  1. Pick a thing you want to be known for
  2. Get good at talking with people about the thing

Write Great Emails

When you’re writing an email, do find yourself struggling to write a great email?

Even if you have a swipe file (for common emails and situations) it can still be a challenge to write something that:

  1. Is clear
  2. Gets a reply
  3. Doesn’t take a lot of time to write

Let’s talk about 5 key elements when it comes to writing great emails

Make Them ‘You’ Focused

What is a ‘you’ focused email? A you focused email is an email written with a focus on the recipient.

Avoid words like ‘I’ or ‘Me.’ Focus on words like ‘you.’

(You can read more about this at http://kaidavis.com/you/)

By writing your email you the recipient and talking about them instead of talking about your company or yourself, you make your email more interesting to the recipient.

Have a Clear ‘Call to Action’

What is a ‘call to action’? A call to action (or CTA) is the instructions that tell the reader what to do next (‘call to action’) and what to expect after they do that thing.

We can compare and contrast two separate CTAs to see the benefit of a clear call to action that explains what happens next

Just hit reply and let me know your thoughts

As a next step, let’s schedule a time for a 20-minute conversation to discuss this. You can pick the time that works best for you on my calendar here (LINK). Once you pick a time, I’ll send over a short agenda before our call.

By having a clear call to action that explains what the recipient should do next and what will happen once they do that thing, you remove uncertainty.

“This is the next step. We have a meeting and we discuss it.” is a lot clearer than ‘Let me know your thoughts…’

Informative Subject Line
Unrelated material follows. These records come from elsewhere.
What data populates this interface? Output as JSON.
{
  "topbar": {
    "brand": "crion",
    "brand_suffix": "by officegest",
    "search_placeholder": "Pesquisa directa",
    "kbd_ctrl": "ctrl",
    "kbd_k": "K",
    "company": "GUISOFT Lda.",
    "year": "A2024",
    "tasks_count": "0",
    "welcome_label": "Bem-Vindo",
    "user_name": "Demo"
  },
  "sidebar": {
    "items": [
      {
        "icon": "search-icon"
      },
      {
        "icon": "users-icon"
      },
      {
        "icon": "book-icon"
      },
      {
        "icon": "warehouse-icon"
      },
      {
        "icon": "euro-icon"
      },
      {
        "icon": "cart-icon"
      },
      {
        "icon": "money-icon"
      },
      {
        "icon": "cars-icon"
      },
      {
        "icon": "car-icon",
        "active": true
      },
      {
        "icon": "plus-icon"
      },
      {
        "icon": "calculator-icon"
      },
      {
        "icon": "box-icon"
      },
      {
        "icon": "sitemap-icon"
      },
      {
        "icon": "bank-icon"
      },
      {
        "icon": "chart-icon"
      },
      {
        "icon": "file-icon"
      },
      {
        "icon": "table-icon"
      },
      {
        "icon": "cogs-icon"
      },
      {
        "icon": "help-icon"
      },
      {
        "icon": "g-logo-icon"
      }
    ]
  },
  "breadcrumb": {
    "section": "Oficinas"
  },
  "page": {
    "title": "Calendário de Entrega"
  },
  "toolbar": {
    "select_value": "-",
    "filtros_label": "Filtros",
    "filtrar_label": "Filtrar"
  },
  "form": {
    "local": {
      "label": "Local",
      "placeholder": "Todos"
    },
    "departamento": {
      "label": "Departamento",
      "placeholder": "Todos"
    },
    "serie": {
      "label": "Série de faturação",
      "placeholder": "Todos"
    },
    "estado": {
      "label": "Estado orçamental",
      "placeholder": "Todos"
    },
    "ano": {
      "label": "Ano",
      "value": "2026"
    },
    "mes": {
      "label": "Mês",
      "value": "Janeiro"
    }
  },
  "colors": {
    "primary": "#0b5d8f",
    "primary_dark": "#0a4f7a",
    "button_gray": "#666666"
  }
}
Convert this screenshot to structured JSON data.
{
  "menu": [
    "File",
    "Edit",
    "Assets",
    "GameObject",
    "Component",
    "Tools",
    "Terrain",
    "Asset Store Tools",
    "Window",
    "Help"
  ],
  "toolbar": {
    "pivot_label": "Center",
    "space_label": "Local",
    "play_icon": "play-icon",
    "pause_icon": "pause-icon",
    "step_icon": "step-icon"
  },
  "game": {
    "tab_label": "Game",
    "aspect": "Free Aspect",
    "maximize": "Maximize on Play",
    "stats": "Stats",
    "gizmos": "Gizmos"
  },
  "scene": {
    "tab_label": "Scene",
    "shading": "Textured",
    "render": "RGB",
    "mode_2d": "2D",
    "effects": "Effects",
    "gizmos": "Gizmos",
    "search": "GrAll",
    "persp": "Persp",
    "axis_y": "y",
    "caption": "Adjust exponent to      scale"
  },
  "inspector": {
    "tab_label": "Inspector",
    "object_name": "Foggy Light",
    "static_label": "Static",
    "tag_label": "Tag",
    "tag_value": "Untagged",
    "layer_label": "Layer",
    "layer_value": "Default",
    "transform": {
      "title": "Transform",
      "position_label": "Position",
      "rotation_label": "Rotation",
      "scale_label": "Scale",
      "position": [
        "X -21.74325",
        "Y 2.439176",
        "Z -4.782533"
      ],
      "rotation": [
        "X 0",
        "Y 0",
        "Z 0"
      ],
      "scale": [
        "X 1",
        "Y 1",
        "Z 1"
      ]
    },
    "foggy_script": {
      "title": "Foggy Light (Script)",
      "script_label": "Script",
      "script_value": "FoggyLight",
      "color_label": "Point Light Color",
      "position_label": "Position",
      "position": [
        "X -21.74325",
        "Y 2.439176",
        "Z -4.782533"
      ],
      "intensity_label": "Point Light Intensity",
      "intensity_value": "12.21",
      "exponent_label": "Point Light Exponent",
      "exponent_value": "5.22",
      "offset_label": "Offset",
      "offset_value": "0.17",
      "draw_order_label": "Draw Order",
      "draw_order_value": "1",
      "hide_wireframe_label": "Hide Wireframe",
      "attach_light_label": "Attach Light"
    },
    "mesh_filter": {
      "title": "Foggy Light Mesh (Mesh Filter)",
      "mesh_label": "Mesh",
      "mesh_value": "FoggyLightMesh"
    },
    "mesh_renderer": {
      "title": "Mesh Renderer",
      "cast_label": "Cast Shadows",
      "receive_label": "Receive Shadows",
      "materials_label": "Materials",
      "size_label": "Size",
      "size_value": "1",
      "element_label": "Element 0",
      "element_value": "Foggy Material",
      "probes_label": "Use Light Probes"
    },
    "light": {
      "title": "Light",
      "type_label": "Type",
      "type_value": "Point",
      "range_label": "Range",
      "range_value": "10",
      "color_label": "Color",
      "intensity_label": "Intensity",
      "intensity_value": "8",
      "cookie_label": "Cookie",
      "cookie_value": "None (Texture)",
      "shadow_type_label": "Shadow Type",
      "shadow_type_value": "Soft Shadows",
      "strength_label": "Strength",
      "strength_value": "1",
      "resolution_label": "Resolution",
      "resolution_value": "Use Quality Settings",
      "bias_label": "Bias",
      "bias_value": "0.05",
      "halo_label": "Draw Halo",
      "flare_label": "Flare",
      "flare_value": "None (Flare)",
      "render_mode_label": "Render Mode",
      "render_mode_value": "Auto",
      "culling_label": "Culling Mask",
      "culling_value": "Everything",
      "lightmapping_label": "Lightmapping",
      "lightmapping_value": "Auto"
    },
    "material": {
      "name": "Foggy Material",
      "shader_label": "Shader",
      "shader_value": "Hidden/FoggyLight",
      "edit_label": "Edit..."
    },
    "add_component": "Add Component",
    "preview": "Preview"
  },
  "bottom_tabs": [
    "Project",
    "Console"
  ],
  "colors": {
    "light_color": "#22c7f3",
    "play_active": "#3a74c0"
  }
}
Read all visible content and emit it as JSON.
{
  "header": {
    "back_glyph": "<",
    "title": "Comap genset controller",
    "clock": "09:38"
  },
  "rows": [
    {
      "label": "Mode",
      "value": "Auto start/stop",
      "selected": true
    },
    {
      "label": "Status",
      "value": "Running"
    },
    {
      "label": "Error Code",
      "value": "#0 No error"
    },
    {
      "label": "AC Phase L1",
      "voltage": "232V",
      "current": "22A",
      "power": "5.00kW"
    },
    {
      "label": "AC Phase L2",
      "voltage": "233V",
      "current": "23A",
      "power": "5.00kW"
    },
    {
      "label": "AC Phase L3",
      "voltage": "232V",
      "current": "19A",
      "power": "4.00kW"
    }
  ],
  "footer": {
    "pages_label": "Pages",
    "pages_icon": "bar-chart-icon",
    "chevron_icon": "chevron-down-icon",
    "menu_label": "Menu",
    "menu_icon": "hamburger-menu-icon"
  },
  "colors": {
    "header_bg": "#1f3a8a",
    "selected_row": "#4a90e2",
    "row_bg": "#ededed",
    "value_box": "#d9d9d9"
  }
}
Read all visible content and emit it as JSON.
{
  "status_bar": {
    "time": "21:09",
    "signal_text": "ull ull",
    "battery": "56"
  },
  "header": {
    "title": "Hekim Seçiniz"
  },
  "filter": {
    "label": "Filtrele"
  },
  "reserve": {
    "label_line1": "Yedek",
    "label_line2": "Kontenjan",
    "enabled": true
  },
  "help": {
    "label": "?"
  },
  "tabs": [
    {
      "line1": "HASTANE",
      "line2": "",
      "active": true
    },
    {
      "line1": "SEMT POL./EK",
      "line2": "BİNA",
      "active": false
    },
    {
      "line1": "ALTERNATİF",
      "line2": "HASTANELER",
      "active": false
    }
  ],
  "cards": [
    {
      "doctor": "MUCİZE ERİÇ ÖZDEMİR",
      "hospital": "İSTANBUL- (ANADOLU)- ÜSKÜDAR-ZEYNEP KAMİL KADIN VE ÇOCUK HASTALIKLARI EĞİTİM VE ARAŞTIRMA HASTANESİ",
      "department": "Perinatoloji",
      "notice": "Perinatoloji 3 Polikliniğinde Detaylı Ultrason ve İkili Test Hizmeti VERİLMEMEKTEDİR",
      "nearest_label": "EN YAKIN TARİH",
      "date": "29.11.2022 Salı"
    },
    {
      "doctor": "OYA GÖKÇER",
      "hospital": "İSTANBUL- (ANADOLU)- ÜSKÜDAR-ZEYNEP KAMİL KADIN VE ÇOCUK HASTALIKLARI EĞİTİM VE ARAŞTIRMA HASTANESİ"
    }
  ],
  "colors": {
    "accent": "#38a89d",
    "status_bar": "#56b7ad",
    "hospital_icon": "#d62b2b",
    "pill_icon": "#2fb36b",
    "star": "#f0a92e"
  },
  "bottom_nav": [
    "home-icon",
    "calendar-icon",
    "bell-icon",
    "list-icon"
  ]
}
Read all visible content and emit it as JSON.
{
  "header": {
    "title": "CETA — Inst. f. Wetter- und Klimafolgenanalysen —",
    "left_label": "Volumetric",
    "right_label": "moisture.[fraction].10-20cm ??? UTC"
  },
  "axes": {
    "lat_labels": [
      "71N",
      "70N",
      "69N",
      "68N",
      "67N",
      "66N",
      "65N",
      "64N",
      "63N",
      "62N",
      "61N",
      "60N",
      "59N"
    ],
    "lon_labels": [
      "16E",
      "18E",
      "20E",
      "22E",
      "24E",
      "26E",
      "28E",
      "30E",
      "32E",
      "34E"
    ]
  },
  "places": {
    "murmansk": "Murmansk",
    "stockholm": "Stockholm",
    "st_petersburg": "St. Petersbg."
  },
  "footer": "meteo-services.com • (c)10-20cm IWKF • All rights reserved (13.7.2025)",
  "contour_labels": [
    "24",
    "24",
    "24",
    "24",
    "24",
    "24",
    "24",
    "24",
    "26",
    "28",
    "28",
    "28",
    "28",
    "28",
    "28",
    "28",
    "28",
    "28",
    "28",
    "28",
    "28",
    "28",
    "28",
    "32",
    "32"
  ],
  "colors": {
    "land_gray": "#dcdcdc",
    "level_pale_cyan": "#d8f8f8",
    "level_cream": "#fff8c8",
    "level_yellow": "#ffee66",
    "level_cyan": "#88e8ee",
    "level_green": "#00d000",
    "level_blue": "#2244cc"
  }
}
Your subject line has a singularly job: get your email opened.

To achieve that, an informative subject line that helps educate the reader on what to do next is your best option (https://kaidavis.com/secret-getting-outreach-emails-opened/).

I, personally, fall back to

KAI from COMPANY NAME

Very often in my outreach as it’s an easy to use informative subject line. Could it be improve on? Heck yeah. Does it get the job done? Heck yeah.

Write in an Informal Style

How do you write an email to a friend or colleague? How do you write an email to a potential business prospect?

Review your emails and contrast the styles of the two. For me, my business-focused emails get a bit…

…business-y

And lose the casual, conversational style that I enjoy.

The best way to learn how to write your business emails in a casual, informal style is to read and review your casual, informal emails and see how you write them

  • Do you include a greeting?
  • Do you jump into the content immediately?
  • How do you phrase the calls-to-action?
  • How long are the emails?

And then start to mimic the positive traits you see in your casual, informal emails.

Write Short Emails

Aim for 300 words in your emails. Short with a single call to action. If there is additional information you need to share, then include the executive (tl;dr) summary and:

  • Link to the additional information
  • Attach the additional information as as report
  • Let the recipient know you’ll share the full report for them to review before your call/meeting